cast Iron pots, but will not use Teflon, since I find it giving off an
unpleasant smell. Since I am now 70, there is little I can do about most
of these things so I Pick my battles. Usually only the ones I have some
controle ove, such as the use of castiron over Teflon. My cast Iron pots
are all pitch black, and have always been that way. The odd time when
someone else does the dishes, and does not wipe the pot dry right away,
there may be a little bit of rust, but I clean that away with a bit of
oil, no sweat. I think that your 18960 Oragon trail pot is a bit unhappy
sitting so pristene, far a way from the kitchen. It would love to have
some cornbread with black beans to cook, or some nice homemade soup. Poor
pot, made to be used.....
Murder no less, such drama. On the other hand I could Happely wack Otto
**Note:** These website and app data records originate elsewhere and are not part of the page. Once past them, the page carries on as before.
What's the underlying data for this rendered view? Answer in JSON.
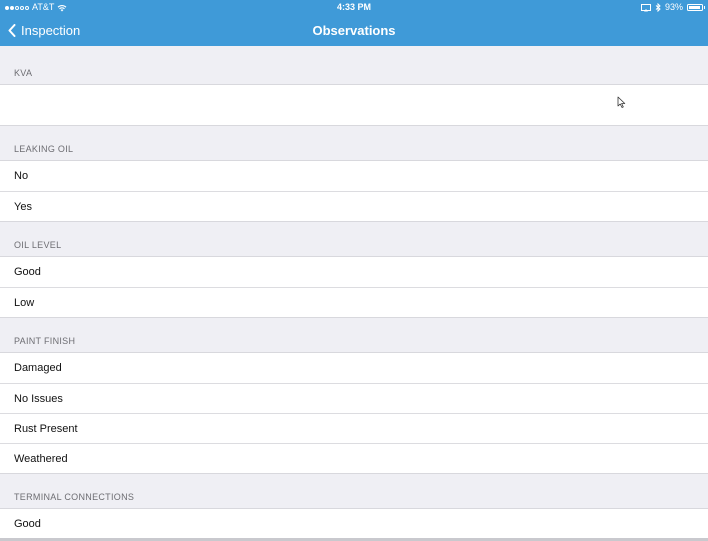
{
  "status_bar": {
    "carrier": "AT&T",
    "time": "4:33 PM",
    "battery_percent": "93%",
    "battery_level": 0.93,
    "signal_bars_filled": 2,
    "signal_bars_total": 5
  },
  "nav": {
    "back_label": "Inspection",
    "title": "Observations"
  },
  "sections": [
    {
      "header": "KVA",
      "items": [
        ""
      ]
    },
    {
      "header": "LEAKING OIL",
      "items": [
        "No",
        "Yes"
      ]
    },
    {
      "header": "OIL LEVEL",
      "items": [
        "Good",
        "Low"
      ]
    },
    {
      "header": "PAINT FINISH",
      "items": [
        "Damaged",
        "No Issues",
        "Rust Present",
        "Weathered"
      ]
    },
    {
      "header": "TERMINAL CONNECTIONS",
      "items": [
        "Good"
      ]
    }
  ],
  "colors": {
    "nav_background": "#3f9ad8",
    "page_background": "#efeff4"
  }
}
one with the cast iron frying pan, when he is in one of his tediously,
My pots are washed, and seasoned and constantly used. all of them, if my
wrists and hands would you cooperate, we would be in heaven.
I've used cast iron pans for 40 years and my mother used them for 40
years before me. She always washed her pans and so do I. It won't ruin
the seasoning if you wash it gently with a little soap and water. This
"wipe only" thing is a yuppie fantasy. I often use a cast iron pan to
fry fish and you certainly wouldn't want that taste to linger!
I brought three cast iron pans to Italy when I moved here. My husband
had never seen anything like them. One is large and very heavy.
Sometimes my husband takes it out to show people.
I recently read a cookware review in the New York Times, and cast
iron, plus another brand which was cast iron with some sort of ceramic
covering, came out on top for stick-free cooking and easy cleaning. I
can't remember the other brand, but it wasn't one of the expensive
ones, none of which did very well.
My email address is my first initial followed by my last name at libero dot it.